We have had some very interesting discussions over at BDT HQ on this subject. The increasing sexualisation and fetishisation of breasts has perhaps detracted from their intended use. Breasts are on display everywhere these days but only for the consumption of the male gaze. Women are now used to controlling how little or how much is exposed knowing that the viewer is a man. Whether it is on the street, in a nightclub or in a board room meeting, levels of exposure determine levels of attention and usually solely from males.

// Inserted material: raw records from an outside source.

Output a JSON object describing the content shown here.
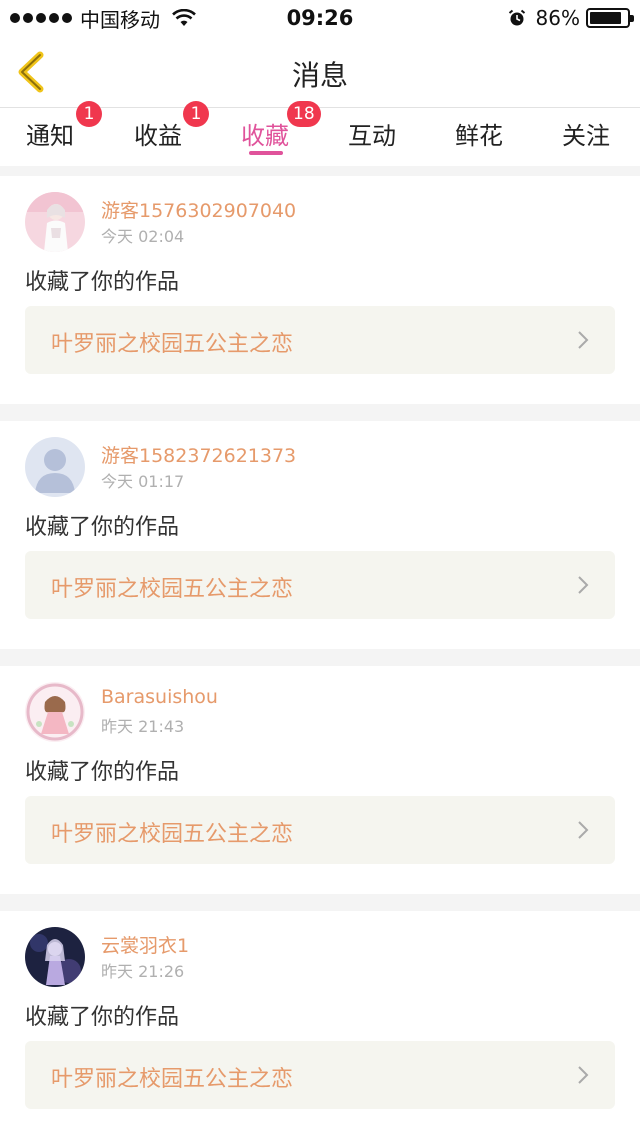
{
  "status_bar": {
    "carrier": "中国移动",
    "time": "09:26",
    "battery": "86%",
    "battery_level": 0.86
  },
  "header": {
    "title": "消息"
  },
  "tabs": [
    {
      "label": "通知",
      "badge": "1"
    },
    {
      "label": "收益",
      "badge": "1"
    },
    {
      "label": "收藏",
      "badge": "18",
      "active": true
    },
    {
      "label": "互动"
    },
    {
      "label": "鲜花"
    },
    {
      "label": "关注"
    }
  ],
  "feed": [
    {
      "username": "游客1576302907040",
      "time": "今天 02:04",
      "action": "收藏了你的作品",
      "work_title": "叶罗丽之校园五公主之恋"
    },
    {
      "username": "游客1582372621373",
      "time": "今天 01:17",
      "action": "收藏了你的作品",
      "work_title": "叶罗丽之校园五公主之恋"
    },
    {
      "username": "Barasuishou",
      "time": "昨天 21:43",
      "action": "收藏了你的作品",
      "work_title": "叶罗丽之校园五公主之恋"
    },
    {
      "username": "云裳羽衣1",
      "time": "昨天 21:26",
      "action": "收藏了你的作品",
      "work_title": "叶罗丽之校园五公主之恋"
    }
  ],
  "colors": {
    "accent": "#e0539b",
    "badge": "#f0374e",
    "username": "#e69a6b",
    "back_arrow": "#f0c419"
  }
}
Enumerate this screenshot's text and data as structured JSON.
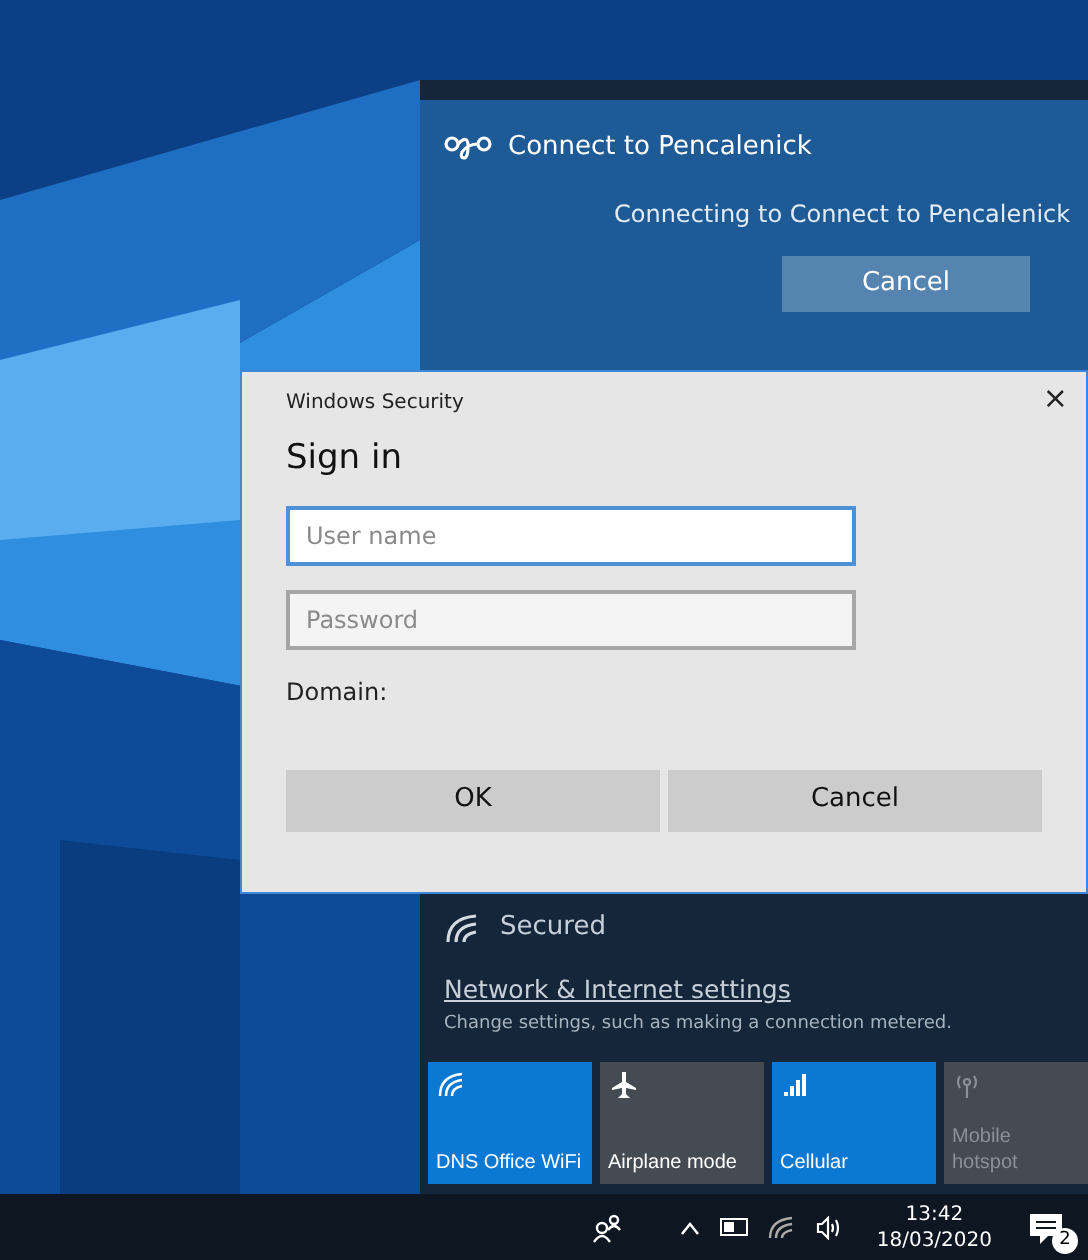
{
  "connect_card": {
    "title": "Connect to Pencalenick",
    "status": "Connecting to Connect to Pencalenick",
    "button": "Cancel"
  },
  "dialog": {
    "title": "Windows Security",
    "close": "×",
    "heading": "Sign in",
    "fields": [
      {
        "placeholder": "User name",
        "focused": true
      },
      {
        "placeholder": "Password",
        "focused": false
      }
    ],
    "domain_label": "Domain:",
    "buttons": [
      "OK",
      "Cancel"
    ]
  },
  "network": {
    "status": "Secured",
    "settings_link": "Network & Internet settings",
    "settings_hint": "Change settings, such as making a connection metered."
  },
  "quick_actions": [
    {
      "kind": "wifi",
      "label": "DNS Office WiFi",
      "on": true,
      "disabled": false
    },
    {
      "kind": "airplane",
      "label": "Airplane mode",
      "on": false,
      "disabled": false
    },
    {
      "kind": "cellular",
      "label": "Cellular",
      "on": true,
      "disabled": false
    },
    {
      "kind": "hotspot",
      "label": "Mobile hotspot",
      "on": false,
      "disabled": true
    }
  ],
  "taskbar": {
    "time": "13:42",
    "date": "18/03/2020",
    "notification_count": "2"
  }
}
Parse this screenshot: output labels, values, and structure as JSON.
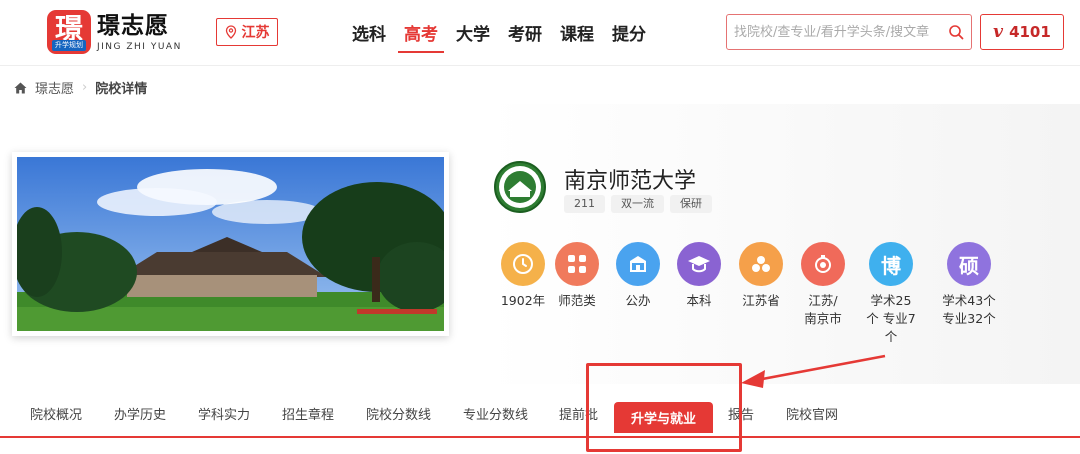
{
  "header": {
    "logo": {
      "mark": "璟",
      "tag": "升学规划",
      "name": "璟志愿",
      "name_en": "JING ZHI YUAN"
    },
    "region": "江苏",
    "nav": [
      {
        "label": "选科",
        "active": false
      },
      {
        "label": "高考",
        "active": true
      },
      {
        "label": "大学",
        "active": false
      },
      {
        "label": "考研",
        "active": false
      },
      {
        "label": "课程",
        "active": false
      },
      {
        "label": "提分",
        "active": false
      }
    ],
    "search_placeholder": "找院校/查专业/看升学头条/搜文章",
    "vip": {
      "icon": "v",
      "count": "4101"
    }
  },
  "breadcrumb": {
    "home": "璟志愿",
    "current": "院校详情"
  },
  "university": {
    "name": "南京师范大学",
    "tags": [
      "211",
      "双一流",
      "保研"
    ],
    "facts": [
      {
        "icon": "clock-icon",
        "label": "1902年",
        "color": "#f5b14a"
      },
      {
        "icon": "grid-icon",
        "label": "师范类",
        "color": "#f07a5c"
      },
      {
        "icon": "building-icon",
        "label": "公办",
        "color": "#4aa3ef"
      },
      {
        "icon": "graduation-cap-icon",
        "label": "本科",
        "color": "#8a63d2"
      },
      {
        "icon": "province-icon",
        "label": "江苏省",
        "color": "#f5a04a"
      },
      {
        "icon": "city-icon",
        "label": "江苏/南京市",
        "color": "#f06a5a"
      },
      {
        "icon": "bo-icon",
        "glyph": "博",
        "label": "学术25个 专业7个",
        "color": "#3fb0ee"
      },
      {
        "icon": "shuo-icon",
        "glyph": "硕",
        "label": "学术43个 专业32个",
        "color": "#8f73de"
      }
    ]
  },
  "tabs": [
    {
      "label": "院校概况",
      "active": false
    },
    {
      "label": "办学历史",
      "active": false
    },
    {
      "label": "学科实力",
      "active": false
    },
    {
      "label": "招生章程",
      "active": false
    },
    {
      "label": "院校分数线",
      "active": false
    },
    {
      "label": "专业分数线",
      "active": false
    },
    {
      "label": "提前批",
      "active": false
    },
    {
      "label": "升学与就业",
      "active": true
    },
    {
      "label": "报告",
      "active": false
    },
    {
      "label": "院校官网",
      "active": false
    }
  ],
  "colors": {
    "accent": "#e53935"
  }
}
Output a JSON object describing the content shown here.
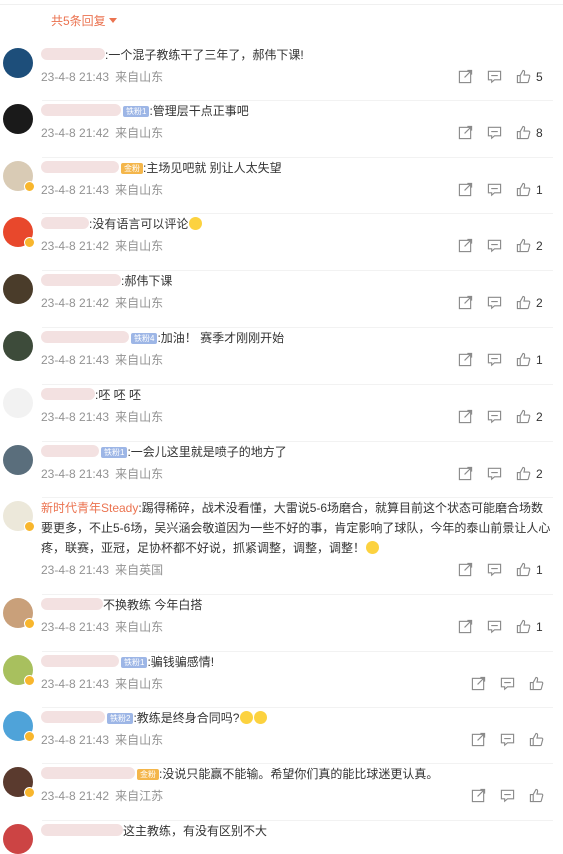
{
  "header": {
    "reply_toggle": "共5条回复"
  },
  "comments": [
    {
      "text": ":一个混子教练干了三年了，郝伟下课!",
      "date": "23-4-8 21:43",
      "location": "来自山东",
      "likes": "5",
      "avatar_color": "#1d4e7a"
    },
    {
      "text": ":管理层干点正事吧",
      "date": "23-4-8 21:42",
      "location": "来自山东",
      "likes": "8",
      "avatar_color": "#1a1a1a",
      "rank": "铁粉1"
    },
    {
      "text": ":主场见吧就  别让人太失望",
      "date": "23-4-8 21:43",
      "location": "来自山东",
      "likes": "1",
      "avatar_color": "#d9cbb5",
      "rank": "金粉"
    },
    {
      "text": ":没有语言可以评论",
      "date": "23-4-8 21:42",
      "location": "来自山东",
      "likes": "2",
      "avatar_color": "#e8482c"
    },
    {
      "text": ":郝伟下课",
      "date": "23-4-8 21:42",
      "location": "来自山东",
      "likes": "2",
      "avatar_color": "#4a3c2a"
    },
    {
      "text": ":加油！ 赛季才刚刚开始",
      "date": "23-4-8 21:43",
      "location": "来自山东",
      "likes": "1",
      "avatar_color": "#3d4b3a",
      "rank": "铁粉4"
    },
    {
      "text": ":呸 呸 呸",
      "date": "23-4-8 21:43",
      "location": "来自山东",
      "likes": "2",
      "avatar_color": "#f2f2f2"
    },
    {
      "text": ":一会儿这里就是喷子的地方了",
      "date": "23-4-8 21:43",
      "location": "来自山东",
      "likes": "2",
      "avatar_color": "#5a6e7c",
      "rank": "铁粉1"
    },
    {
      "name": "新时代青年Steady",
      "text": ":踢得稀碎，战术没看懂，大雷说5-6场磨合，就算目前这个状态可能磨合场数要更多，不止5-6场，吴兴涵会敬道因为一些不好的事，肯定影响了球队，今年的泰山前景让人心疼，联赛，亚冠，足协杯都不好说，抓紧调整，调整，调整！",
      "date": "23-4-8 21:43",
      "location": "来自英国",
      "likes": "1",
      "avatar_color": "#ece8da"
    },
    {
      "text": "不换教练 今年白搭",
      "date": "23-4-8 21:43",
      "location": "来自山东",
      "likes": "1",
      "avatar_color": "#c9a07a"
    },
    {
      "text": ":骗钱骗感情!",
      "date": "23-4-8 21:43",
      "location": "来自山东",
      "likes": "",
      "avatar_color": "#a8c05e",
      "rank": "铁粉1"
    },
    {
      "text": ":教练是终身合同吗?",
      "date": "23-4-8 21:43",
      "location": "来自山东",
      "likes": "",
      "avatar_color": "#4fa3d9",
      "rank": "铁粉2"
    },
    {
      "text": ":没说只能赢不能输。希望你们真的能比球迷更认真。",
      "date": "23-4-8 21:42",
      "location": "来自江苏",
      "likes": "",
      "avatar_color": "#5a3a2e",
      "rank": "金粉"
    },
    {
      "text": "这主教练，有没有区别不大",
      "date": "",
      "location": "",
      "likes": "",
      "avatar_color": "#c44"
    }
  ],
  "colors": {
    "accent": "#eb7350",
    "meta": "#939393",
    "icon": "#8a8a8a"
  },
  "icons": {
    "share": "share-icon",
    "comment": "comment-icon",
    "like": "thumbs-up-icon"
  }
}
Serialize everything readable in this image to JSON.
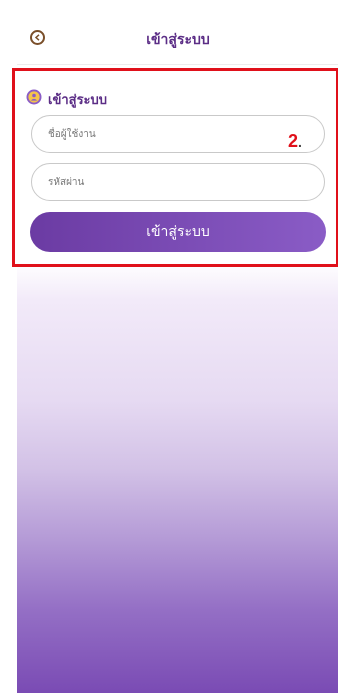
{
  "header": {
    "title": "เข้าสู่ระบบ"
  },
  "login_section": {
    "title": "เข้าสู่ระบบ",
    "username_placeholder": "ชื่อผู้ใช้งาน",
    "password_placeholder": "รหัสผ่าน",
    "submit_label": "เข้าสู่ระบบ"
  },
  "annotation": {
    "step_number": "2",
    "step_suffix": "."
  },
  "colors": {
    "brand_purple": "#5b2d86",
    "button_purple": "#7a4bb4",
    "annotation_red": "#e0101a"
  },
  "icons": {
    "back": "circle-chevron-left-icon",
    "section": "user-circle-icon"
  }
}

Also since the advent of industrialisation, modern society has become incredibly prudish when it comes to natural bodily functions. Civilised, progressive society employed women to rear their children for them in the form of nannies and nursemaids to feed them. The introduction and wholesale of formula made breastfeeding seem archaic, unseemly even.
Saying this, I have been in the situation where someone has started to breastfeed a baby without prior warning and it has made me feel uncomfortable. I know this is my reaction though and quickly dealt with it so as the other woman did not feel uncomfortable. I come from an area where women do not breastfeed and none of my family have attempted to breastfeed so I haven’t had to sit on the other side looking in. I had a meeting with a publisher who at the time had just given birth to a new baby. Over coffee while I was discussing my plans for my feature, she lifted up her top and started to feed the baby. I saw everything and became very interested in the bottom of my coffee cup while the infant suckled away and she gave me feedback on my ideas.
Please feel free to share your opinions and experience in the comments box below.
If you are breastfeeding and experiencing problems or are feeling pressure from the public then please check out these sites.
The Lactivist – a fantastic resource run by breastfeeding mothers and a very busy Lisa Lactivist. Any questions big or small are answered by Auntie Lactivist at any time. There is also an associated Facebook page and blog.La Leche League